“The Solomon Islands population depends so much on agriculture for their livelihood and particularly those living in the rural area,” said the Minister of Agriculture and Tourism, Honourable Bartholomew Parapolo in his opening remarks. “Tourism also has huge potential in the country to enhance rural participation in economic activities."
The two day workshop considered the status of agriculture and tourism in the country, and looked at the priority areas where agriculture and tourism sectors could deliver mutual benefits, notably in terms of local sourcing, value addition, product diversification, and the culinary industry. Speakers from government, the private sector, and experts in agriculture, tourism and trade made contributions highlighting the key factors needed to drive stronger linkages between the sectors.
More funding for agriculture and tourism
Increasing budgetary allocation in favour of agriculture and tourism should be a priority, argued the Permanent Secretary for the Ministry of Agriculture and Livestock, Jimi Saelea. “Agriculture has relatively less than 2% of the national budget, whilst tourism has less than 1% of the national budget,” he pointed out. “It is about time that we need to support these two sectors.”
Notwithstanding the small funding it receives, tourism in the Solomon Islands is growing at a healthy rate. In 2016, there were over 22,000 visitors to the Solomon Islands, who contributed $233 million in revenues, and visitor number are expected to rise by 9% for 2017. For Saelea, it is important that the agritourism policy is inclusive, and delivers gains for rural communities and farmers.
Big demand for professional chefs
An area of particular interest for the workshop was the role of chefs in linking agriculture and tourism through cuisine. Chef Colin Chung, renowned across the Pacific for his skills and advocacy for local sourcing, spoke about the opportunities for food tourism in the Solomon Islands and highlighted successes in Fiji and across the region. In addition to supporting the diversification of the tourism offering of the country, culinary tourism can also stimulate demand for local foods and products from farmers.
One big challenge that the Solomon Islands will have to address is the capacity gap in the food service industry, as the country currently has just a few professional Chefs. Speaking to the Workshop, Freda Unisi of the Solomon Islands Visitors Bureau (SIVB) lamented that “tourists want a taste of our local organic foods in their short visits, but with our lack of professional chefs, there’s no local set menu’s to be marketed to our visitors''. She hoped that the Agritourism Policy would take this into account.
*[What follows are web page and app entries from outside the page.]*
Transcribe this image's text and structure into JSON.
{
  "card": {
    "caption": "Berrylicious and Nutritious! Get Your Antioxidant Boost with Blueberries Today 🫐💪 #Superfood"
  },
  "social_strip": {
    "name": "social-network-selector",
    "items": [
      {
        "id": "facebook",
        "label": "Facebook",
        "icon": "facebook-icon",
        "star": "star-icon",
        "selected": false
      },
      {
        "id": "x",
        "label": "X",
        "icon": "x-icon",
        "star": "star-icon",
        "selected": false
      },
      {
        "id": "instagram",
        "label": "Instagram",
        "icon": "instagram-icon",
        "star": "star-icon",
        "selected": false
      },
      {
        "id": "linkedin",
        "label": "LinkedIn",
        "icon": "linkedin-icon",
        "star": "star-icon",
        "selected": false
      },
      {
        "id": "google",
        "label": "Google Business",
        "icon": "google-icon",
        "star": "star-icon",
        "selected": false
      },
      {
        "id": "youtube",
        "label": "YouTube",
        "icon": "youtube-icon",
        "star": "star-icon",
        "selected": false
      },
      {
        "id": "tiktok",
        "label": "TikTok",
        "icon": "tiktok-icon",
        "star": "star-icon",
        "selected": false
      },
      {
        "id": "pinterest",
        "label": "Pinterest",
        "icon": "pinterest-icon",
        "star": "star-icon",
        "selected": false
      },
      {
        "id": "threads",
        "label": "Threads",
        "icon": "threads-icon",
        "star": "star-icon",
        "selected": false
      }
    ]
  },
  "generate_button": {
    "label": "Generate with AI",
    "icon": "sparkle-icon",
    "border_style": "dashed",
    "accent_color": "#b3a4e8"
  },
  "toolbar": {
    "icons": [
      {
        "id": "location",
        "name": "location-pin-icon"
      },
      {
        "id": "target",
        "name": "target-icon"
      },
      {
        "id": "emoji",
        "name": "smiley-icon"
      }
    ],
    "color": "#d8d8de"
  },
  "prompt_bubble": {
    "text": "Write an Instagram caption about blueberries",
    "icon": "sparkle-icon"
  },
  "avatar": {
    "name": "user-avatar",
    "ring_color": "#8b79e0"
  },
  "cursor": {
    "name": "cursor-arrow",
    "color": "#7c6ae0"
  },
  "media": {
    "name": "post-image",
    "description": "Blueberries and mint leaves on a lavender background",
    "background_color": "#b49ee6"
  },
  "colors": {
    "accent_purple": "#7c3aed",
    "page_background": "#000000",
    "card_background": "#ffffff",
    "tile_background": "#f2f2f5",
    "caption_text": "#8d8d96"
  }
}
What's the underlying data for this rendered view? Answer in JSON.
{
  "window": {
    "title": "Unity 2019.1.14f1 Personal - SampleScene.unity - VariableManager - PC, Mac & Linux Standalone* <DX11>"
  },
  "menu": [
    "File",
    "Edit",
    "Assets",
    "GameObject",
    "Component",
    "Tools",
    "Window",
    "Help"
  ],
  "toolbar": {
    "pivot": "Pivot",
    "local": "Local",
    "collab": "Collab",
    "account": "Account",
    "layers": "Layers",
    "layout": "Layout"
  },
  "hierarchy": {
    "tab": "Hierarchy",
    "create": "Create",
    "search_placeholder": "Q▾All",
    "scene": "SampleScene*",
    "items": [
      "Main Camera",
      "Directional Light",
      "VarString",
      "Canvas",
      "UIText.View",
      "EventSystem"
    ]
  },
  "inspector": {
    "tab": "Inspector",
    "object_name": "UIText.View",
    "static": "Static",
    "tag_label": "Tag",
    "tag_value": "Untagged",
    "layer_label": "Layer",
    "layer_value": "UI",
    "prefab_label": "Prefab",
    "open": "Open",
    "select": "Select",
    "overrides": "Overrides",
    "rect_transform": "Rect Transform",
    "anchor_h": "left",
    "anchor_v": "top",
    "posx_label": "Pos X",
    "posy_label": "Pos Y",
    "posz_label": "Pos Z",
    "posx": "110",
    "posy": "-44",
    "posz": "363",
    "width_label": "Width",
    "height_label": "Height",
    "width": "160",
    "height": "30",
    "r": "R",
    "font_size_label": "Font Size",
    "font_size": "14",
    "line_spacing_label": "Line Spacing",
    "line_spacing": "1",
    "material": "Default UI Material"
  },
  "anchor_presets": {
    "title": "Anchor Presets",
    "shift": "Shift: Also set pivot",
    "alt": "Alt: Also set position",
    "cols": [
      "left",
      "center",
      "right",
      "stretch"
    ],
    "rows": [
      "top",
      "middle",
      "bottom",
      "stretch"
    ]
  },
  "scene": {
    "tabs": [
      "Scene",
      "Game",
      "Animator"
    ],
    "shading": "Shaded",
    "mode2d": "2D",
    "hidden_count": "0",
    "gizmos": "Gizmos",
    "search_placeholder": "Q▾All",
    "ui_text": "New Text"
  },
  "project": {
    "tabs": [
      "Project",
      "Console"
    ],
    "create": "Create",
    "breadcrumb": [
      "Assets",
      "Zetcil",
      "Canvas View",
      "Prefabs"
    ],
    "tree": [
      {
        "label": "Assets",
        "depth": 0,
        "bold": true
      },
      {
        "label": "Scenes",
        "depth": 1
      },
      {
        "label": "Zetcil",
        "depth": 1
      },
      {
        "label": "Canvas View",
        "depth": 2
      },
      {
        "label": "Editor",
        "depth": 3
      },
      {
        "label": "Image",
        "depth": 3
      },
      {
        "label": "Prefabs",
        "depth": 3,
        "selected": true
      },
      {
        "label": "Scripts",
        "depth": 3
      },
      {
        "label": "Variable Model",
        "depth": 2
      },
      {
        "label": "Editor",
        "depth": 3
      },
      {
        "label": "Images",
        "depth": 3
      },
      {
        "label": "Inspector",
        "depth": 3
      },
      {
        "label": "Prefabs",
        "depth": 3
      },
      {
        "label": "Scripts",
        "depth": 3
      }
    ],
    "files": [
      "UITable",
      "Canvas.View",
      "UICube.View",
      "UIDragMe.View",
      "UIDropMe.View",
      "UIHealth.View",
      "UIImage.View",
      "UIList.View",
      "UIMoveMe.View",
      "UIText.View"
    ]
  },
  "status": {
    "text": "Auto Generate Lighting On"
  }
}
CTA, SPTO and PIPSO are supporting capacity development of chefs across the region and promoting the exchange of experiences and best practices through their Chefs for Development platform. “We believe that professional chefs can be great promoters of local food and cuisine, and also work with farmers to improve the quality of food needed by hotels and restaurants,” says Isolina Boto, Manager at CTA and coordinator of the agritourism project.
Setting the course for agritourism development in the Pacific
Solomon Islands is the third South Pacific Island to organise an Agritourism Policy Setting Workshop, following the successful format developed first in Vanuatu in October 2016 and then advanced by Samoa in November 2016. The region achieved an important milestone last month, when Pacific Ministers of Agriculture and Tourism endorsed recommendations for the development of agritourism throughout the region. Another eagerly anticipated agritourism exchange workshop is expected to take place in Fiji in December, and discussions are underway for similar events in other Pacific islands.
“The countries in the Pacific are seeing the benefits of connecting and linking these two important industries with a multi-sectoral approach to ensure the participation of all players in the industries which is quite innovative in the Pacific,” says Mereia Volavola, agribusiness expert and former CEO of PIPSO.
CTA continues to mobilise key partnerships supporting innovations in agricultural development through its partnerships in the Pacific and Caribbean and fostering of intra-regional knowledge sharing and experience capitalisation, from which the agritourism policy development agenda has emerged.